Lemonade, Hot Sauce, Memes, a Bat, Cheating, and Forgiveness. That is just a few key things associated with Beyoncé’s new and slightly impromptu 6th studio album, “Lemonade.” Queen Bey has done it yet again. Everyone was waiting for Saturday night, April 23, to figure what Beyoncé had up her sleeve, but what we didn’t know was that she had plans on dropping an atomic bomb. Beyoncé unveiled the flaws, secrets and truths that have transpired in her life, and more importantly, with her marriage and family. In the matter of an hour, Beyonce discussed Jay-Z’s infidelity and how the two have reconciled and are now on a path toward strengthening their relationship. What we should keep in mind is that this album is a story and not a diss track. This is undoubtedly Beyonce’s most personable album to date. Known to be highly secretive about her personal life, the Queen invited everyone into her world through “Lemonade.” So many women, especially black women, can identify with Beyoncé’s plight. She tells us a story of betrayal, anger, forgiveness and redemption.
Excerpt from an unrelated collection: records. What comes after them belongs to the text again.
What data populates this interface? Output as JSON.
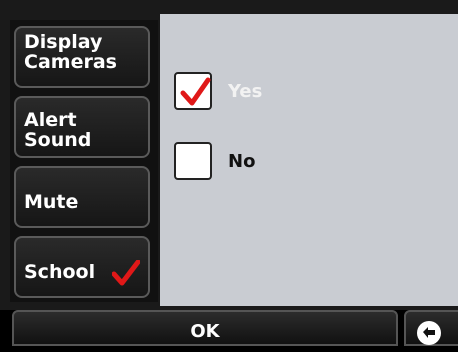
{
  "sidebar": {
    "items": [
      {
        "label": "Display\nCameras"
      },
      {
        "label": "Alert\nSound"
      },
      {
        "label": "Mute"
      },
      {
        "label": "School",
        "checked": true
      }
    ]
  },
  "options": [
    {
      "label": "Yes",
      "checked": true
    },
    {
      "label": "No",
      "checked": false
    }
  ],
  "footer": {
    "ok_label": "OK",
    "back_icon": "back-arrow-icon"
  },
  "colors": {
    "check_red": "#e01818",
    "panel_bg": "#c9ccd2",
    "button_dark": "#1a1a1a"
  }
}
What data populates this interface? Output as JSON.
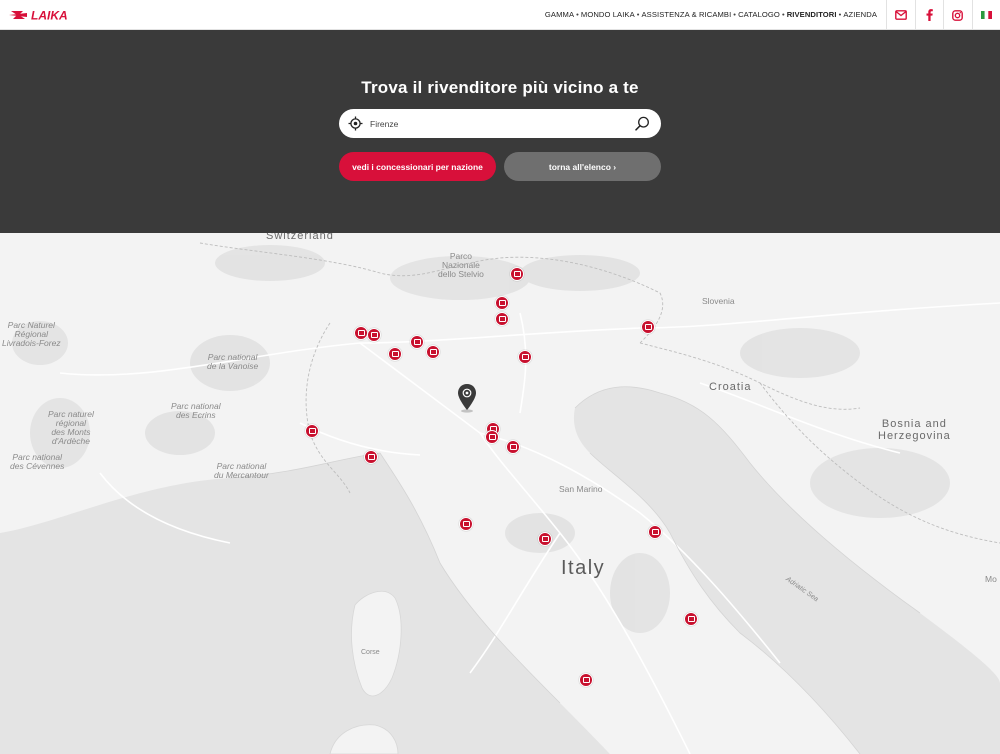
{
  "header": {
    "logo_text": "LAIKA",
    "nav": [
      {
        "label": "GAMMA",
        "active": false
      },
      {
        "label": "MONDO LAIKA",
        "active": false
      },
      {
        "label": "ASSISTENZA & RICAMBI",
        "active": false
      },
      {
        "label": "CATALOGO",
        "active": false
      },
      {
        "label": "RIVENDITORI",
        "active": true
      },
      {
        "label": "AZIENDA",
        "active": false
      }
    ],
    "separator": "•",
    "socials": [
      "mail-icon",
      "facebook-icon",
      "instagram-icon",
      "italian-flag-icon"
    ]
  },
  "hero": {
    "title": "Trova il rivenditore più vicino a te",
    "search": {
      "value": "Firenze"
    },
    "btn_nations": "vedi i concessionari per nazione",
    "btn_list": "torna all'elenco ›"
  },
  "colors": {
    "accent": "#d8103a",
    "hero_bg": "#3a3a3a",
    "secondary_btn": "#6f6f6f"
  },
  "map": {
    "labels": {
      "switzerland": "Switzerland",
      "stelvio": "Parco\nNazionale\ndello Stelvio",
      "slovenia": "Slovenia",
      "livradois": "Parc Naturel\nRégional\nLivradois-Forez",
      "vanoise": "Parc national\nde la Vanoise",
      "croatia": "Croatia",
      "ecrins": "Parc national\ndes Ecrins",
      "monts": "Parc naturel\nrégional\ndes Monts\nd'Ardèche",
      "cevennes": "Parc national\ndes Cévennes",
      "mercantour": "Parc national\ndu Mercantour",
      "bosnia": "Bosnia and\nHerzegovina",
      "san_marino": "San Marino",
      "italy": "Italy",
      "adriatic": "Adriatic Sea",
      "corse": "Corse",
      "mo": "Mo"
    },
    "dealer_count": 23
  }
}
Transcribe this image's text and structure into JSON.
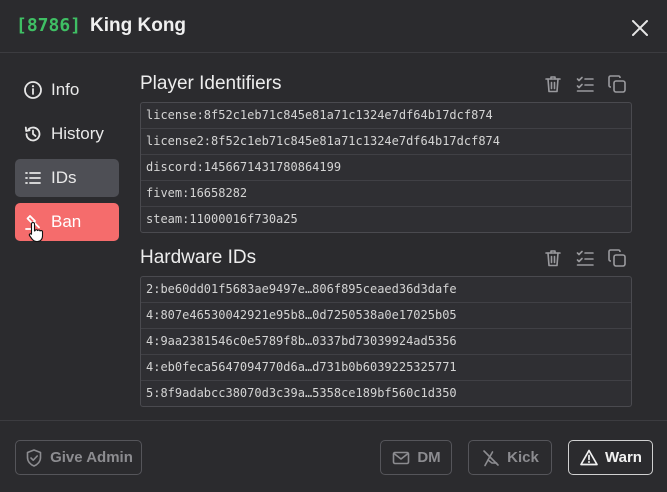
{
  "header": {
    "player_id": "[8786]",
    "player_name": "King Kong"
  },
  "sidebar": {
    "items": [
      {
        "label": "Info",
        "icon": "info-icon"
      },
      {
        "label": "History",
        "icon": "history-icon"
      },
      {
        "label": "IDs",
        "icon": "list-icon",
        "state": "active"
      },
      {
        "label": "Ban",
        "icon": "gavel-icon",
        "state": "danger"
      }
    ]
  },
  "player_identifiers": {
    "title": "Player Identifiers",
    "rows": [
      "license:8f52c1eb71c845e81a71c1324e7df64b17dcf874",
      "license2:8f52c1eb71c845e81a71c1324e7df64b17dcf874",
      "discord:1456671431780864199",
      "fivem:16658282",
      "steam:11000016f730a25"
    ]
  },
  "hardware_ids": {
    "title": "Hardware IDs",
    "rows": [
      "2:be60dd01f5683ae9497e…806f895ceaed36d3dafe",
      "4:807e46530042921e95b8…0d7250538a0e17025b05",
      "4:9aa2381546c0e5789f8b…0337bd73039924ad5356",
      "4:eb0feca5647094770d6a…d731b0b6039225325771",
      "5:8f9adabcc38070d3c39a…5358ce189bf560c1d350"
    ]
  },
  "footer": {
    "give_admin": "Give Admin",
    "dm": "DM",
    "kick": "Kick",
    "warn": "Warn"
  },
  "colors": {
    "background": "#2b2b2e",
    "accent_green": "#3fbf64",
    "danger": "#f56c6c",
    "active_item": "#4e4f55"
  }
}
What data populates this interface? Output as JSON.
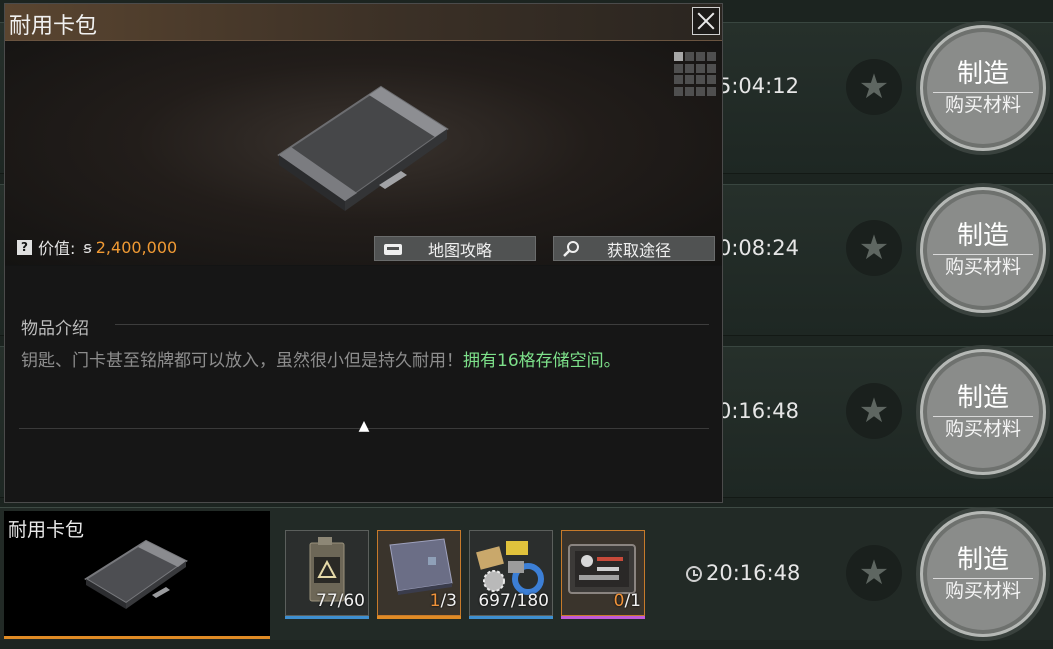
{
  "popup": {
    "title": "耐用卡包",
    "value_label": "价值:",
    "value_amount": "2,400,000",
    "map_guide_label": "地图攻略",
    "obtain_label": "获取途径",
    "desc_header": "物品介绍",
    "desc_text": "钥匙、门卡甚至铭牌都可以放入，虽然很小但是持久耐用！",
    "desc_highlight": "拥有16格存储空间。"
  },
  "rows": [
    {
      "time": "5:04:12",
      "make_label": "制造",
      "buy_label": "购买材料"
    },
    {
      "time": "0:08:24",
      "make_label": "制造",
      "buy_label": "购买材料"
    },
    {
      "time": "0:16:48",
      "make_label": "制造",
      "buy_label": "购买材料"
    },
    {
      "time": "20:16:48",
      "make_label": "制造",
      "buy_label": "购买材料"
    }
  ],
  "recipe": {
    "product_name": "耐用卡包",
    "materials": [
      {
        "icon": "fuel-can-icon",
        "have": "77",
        "need": "/60",
        "bar_color": "#3e8fd0"
      },
      {
        "icon": "folder-card-icon",
        "have": "1",
        "need": "/3",
        "bar_color": "#e08b25"
      },
      {
        "icon": "tape-parts-icon",
        "have": "697",
        "need": "/180",
        "bar_color": "#3e8fd0"
      },
      {
        "icon": "toolbox-icon",
        "have": "0",
        "need": "/1",
        "bar_color": "#c25bd8"
      }
    ]
  },
  "colors": {
    "accent_orange": "#f09a34",
    "highlight_green": "#7de08a"
  }
}
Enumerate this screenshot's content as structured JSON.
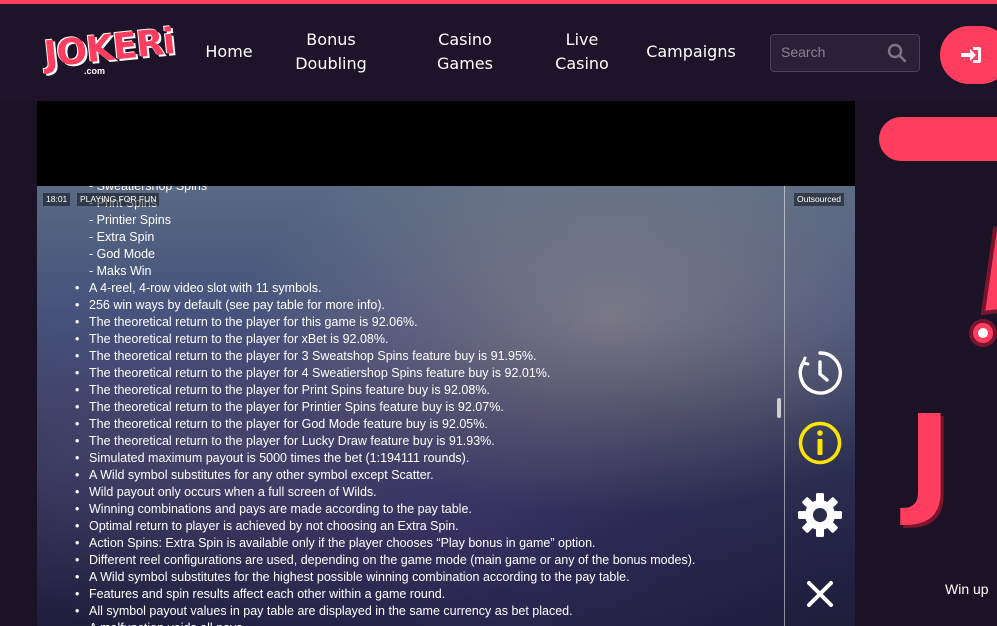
{
  "header": {
    "logo_text": "JOKERi",
    "logo_sub": ".com",
    "nav": [
      {
        "label": "Home"
      },
      {
        "label": "Bonus Doubling"
      },
      {
        "label": "Casino Games"
      },
      {
        "label": "Live Casino"
      },
      {
        "label": "Campaigns"
      }
    ],
    "search_placeholder": "Search",
    "login_icon": "login-icon"
  },
  "game": {
    "time": "18:01",
    "mode": "PLAYING FOR FUN",
    "provider_badge": "Outsourced",
    "lines": [
      {
        "type": "sub",
        "text": "- Sweatiershop Spins"
      },
      {
        "type": "sub",
        "text": "- Print Spins"
      },
      {
        "type": "sub",
        "text": "- Printier Spins"
      },
      {
        "type": "sub",
        "text": "- Extra Spin"
      },
      {
        "type": "sub",
        "text": "- God Mode"
      },
      {
        "type": "sub",
        "text": "- Maks Win"
      },
      {
        "type": "bullet",
        "text": "A 4-reel, 4-row video slot with 11 symbols."
      },
      {
        "type": "bullet",
        "text": "256 win ways by default (see pay table for more info)."
      },
      {
        "type": "bullet",
        "text": "The theoretical return to the player for this game is 92.06%."
      },
      {
        "type": "bullet",
        "text": "The theoretical return to the player for xBet is 92.08%."
      },
      {
        "type": "bullet",
        "text": "The theoretical return to the player for 3 Sweatshop Spins feature buy is 91.95%."
      },
      {
        "type": "bullet",
        "text": "The theoretical return to the player for 4 Sweatiershop Spins feature buy is 92.01%."
      },
      {
        "type": "bullet",
        "text": "The theoretical return to the player for Print Spins feature buy is 92.08%."
      },
      {
        "type": "bullet",
        "text": "The theoretical return to the player for Printier Spins feature buy is 92.07%."
      },
      {
        "type": "bullet",
        "text": "The theoretical return to the player for God Mode feature buy is 92.05%."
      },
      {
        "type": "bullet",
        "text": "The theoretical return to the player for Lucky Draw feature buy is 91.93%."
      },
      {
        "type": "bullet",
        "text": "Simulated maximum payout is 5000 times the bet (1:194111 rounds)."
      },
      {
        "type": "bullet",
        "text": "A Wild symbol substitutes for any other symbol except Scatter."
      },
      {
        "type": "bullet",
        "text": "Wild payout only occurs when a full screen of Wilds."
      },
      {
        "type": "bullet",
        "text": "Winning combinations and pays are made according to the pay table."
      },
      {
        "type": "bullet",
        "text": "Optimal return to player is achieved by not choosing an Extra Spin."
      },
      {
        "type": "bullet",
        "text": "Action Spins: Extra Spin is available only if the player chooses “Play bonus in game” option."
      },
      {
        "type": "bullet",
        "text": "Different reel configurations are used, depending on the game mode (main game or any of the bonus modes)."
      },
      {
        "type": "bullet",
        "text": "A Wild symbol substitutes for the highest possible winning combination according to the pay table."
      },
      {
        "type": "bullet",
        "text": "Features and spin results affect each other within a game round."
      },
      {
        "type": "bullet",
        "text": "All symbol payout values in pay table are displayed in the same currency as bet placed."
      },
      {
        "type": "bullet",
        "text": "A malfunction voids all pays."
      }
    ],
    "side_icons": [
      "history-clock-icon",
      "info-icon",
      "settings-gear-icon",
      "close-icon"
    ],
    "info_icon_color": "#ffe400"
  },
  "right_panel": {
    "win_text": "Win up"
  },
  "colors": {
    "accent": "#ff3d5e",
    "bg": "#1b1226"
  }
}
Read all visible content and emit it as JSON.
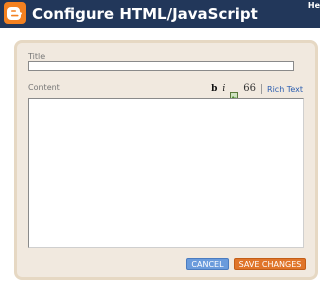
{
  "header": {
    "title": "Configure HTML/JavaScript",
    "help": "He"
  },
  "form": {
    "title_label": "Title",
    "title_value": "",
    "content_label": "Content",
    "content_value": ""
  },
  "toolbar": {
    "bold": "b",
    "italic": "i",
    "image_icon": "image-icon",
    "quote": "66",
    "rich_text": "Rich Text"
  },
  "buttons": {
    "cancel": "CANCEL",
    "save": "SAVE CHANGES"
  },
  "colors": {
    "header_bg": "#22375a",
    "logo": "#f48120",
    "panel_bg": "#f1e9df",
    "cancel_bg": "#6a9bdc",
    "save_bg": "#e0752a"
  }
}
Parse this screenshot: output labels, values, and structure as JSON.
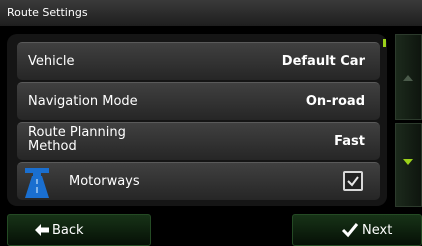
{
  "title": "Route Settings",
  "settings": [
    {
      "label": "Vehicle",
      "value": "Default Car"
    },
    {
      "label": "Navigation Mode",
      "value": "On-road"
    },
    {
      "label": "Route Planning Method",
      "value": "Fast"
    },
    {
      "label": "Motorways",
      "checked": true,
      "icon": "motorway-icon"
    }
  ],
  "nav": {
    "back_label": "Back",
    "next_label": "Next"
  },
  "colors": {
    "accent": "#9cd21a",
    "background": "#000000",
    "row": "#333333",
    "motorway": "#1a6fd0"
  },
  "icons": {
    "scroll_up": "triangle-up-icon",
    "scroll_down": "triangle-down-icon",
    "back": "arrow-left-icon",
    "next": "checkmark-icon",
    "checkbox": "checkmark-icon"
  }
}
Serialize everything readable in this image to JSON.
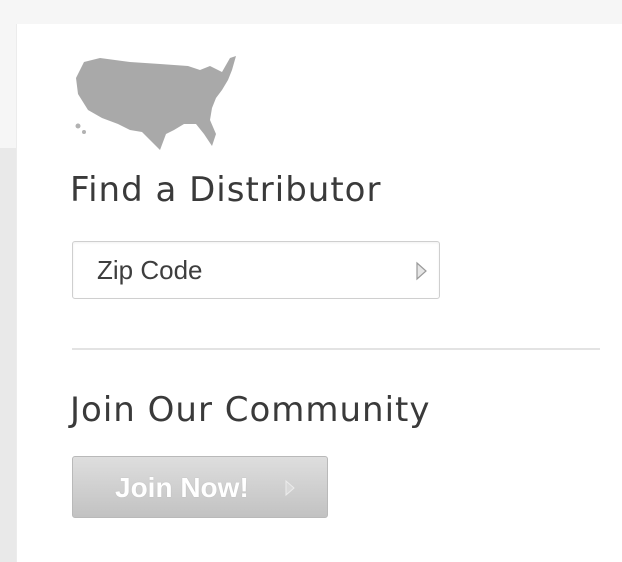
{
  "distributor": {
    "map_icon": "us-map-icon",
    "heading": "Find a Distributor",
    "zip_placeholder": "Zip Code",
    "zip_value": "",
    "submit_icon": "arrow-right-icon"
  },
  "community": {
    "heading": "Join Our Community",
    "button_label": "Join Now!",
    "button_icon": "arrow-right-icon"
  },
  "colors": {
    "map_fill": "#a9a9a9",
    "heading_text": "#3a3a3a",
    "button_fill": "#cfcfcf",
    "button_text": "#ffffff"
  }
}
“Lemonade” is not just an album and film, it is an artistic masterpiece. It is a great example of Beyoncé’s range and development over the years. Queen Bey’s music has slowly transitioned from her catchy girl-power ballads to more emotional and personal pieces of work. “Lemonade” solidifies Beyoncé’s reign as one of the greatest performers of all time, a notion that I am sure Kanye West would agree with. Too add, “Lemonade” is a mix of R&B, soul, country, rock, and with a little bit of pop. The Queen pretty much hit every genre of music on this album. I appreciate that she took us on a journey with her, and this can really be seen in the accompanying visual, which premiered on HBO. The film is tied together by the beautiful spoken word written by Warsan Shire; between Shire’s captivating poetry and Beyoncé’s heartfelt pieces and soulful bravado, “Lemonade” will leave your thirst quenched and is bound to sweep the awards season.
So, what is this “Lemonade” all about? Well, Jay-Z cheated on Beyoncé and most of society, including myself, is having a hard time wrapping their mind around that idea. This has left everyone wondering: if Queen Bey can get cheated on, is there any hope for the rest of us? Personally, I think “Lemonade” shows that there is hope. Beyoncé tells us how lonely and scared she felt while Jay-Z was having an affair but as the album progress she gives us the redemption filled ballads, “Sandcastles” and “All Night.” These two songs show listeners that Beyoncé and Jay-Z are happy now. No relationship is perfect, including Jay-Z and Beyoncé’s; we are all human and make mistakes. One of my favorite aspects of “Lemonade” was the fact that it was laced in social commentary. Beyoncé discusses stereotypes about black women and at the end of the fourth song “Sorry,” she asserts the now infamous line, “Becky with the good hair,” which touches on an important subject that many black women face. Black women are one of the most berated and downplayed demographic groups. “Becky” is usually a term/name that refers to white women, but in this situation, it was more of a jab at Jay-Z’s mistress, who was rumored to be none other than fashion designer, Rachel Roy.
They say art imitates life, and something tells me that Beyoncé would agree; especially with this album. I love that there was all the speculation about Beyoncé and Jay’s marriage 2 years ago, but Queen Bey made sure you didn’t know the details about anything until she was ready to let you know. No one knew why Solange went after Jay-Z in the elevator that one time at the Met Gala, but now we do because Bey was ready to let us know. After Beyoncé released her self-titled album to glowing reviews in December of 2013, I wondered how could she top it? And what could she possible do next? There is one answer to both of those questions. Lemonade!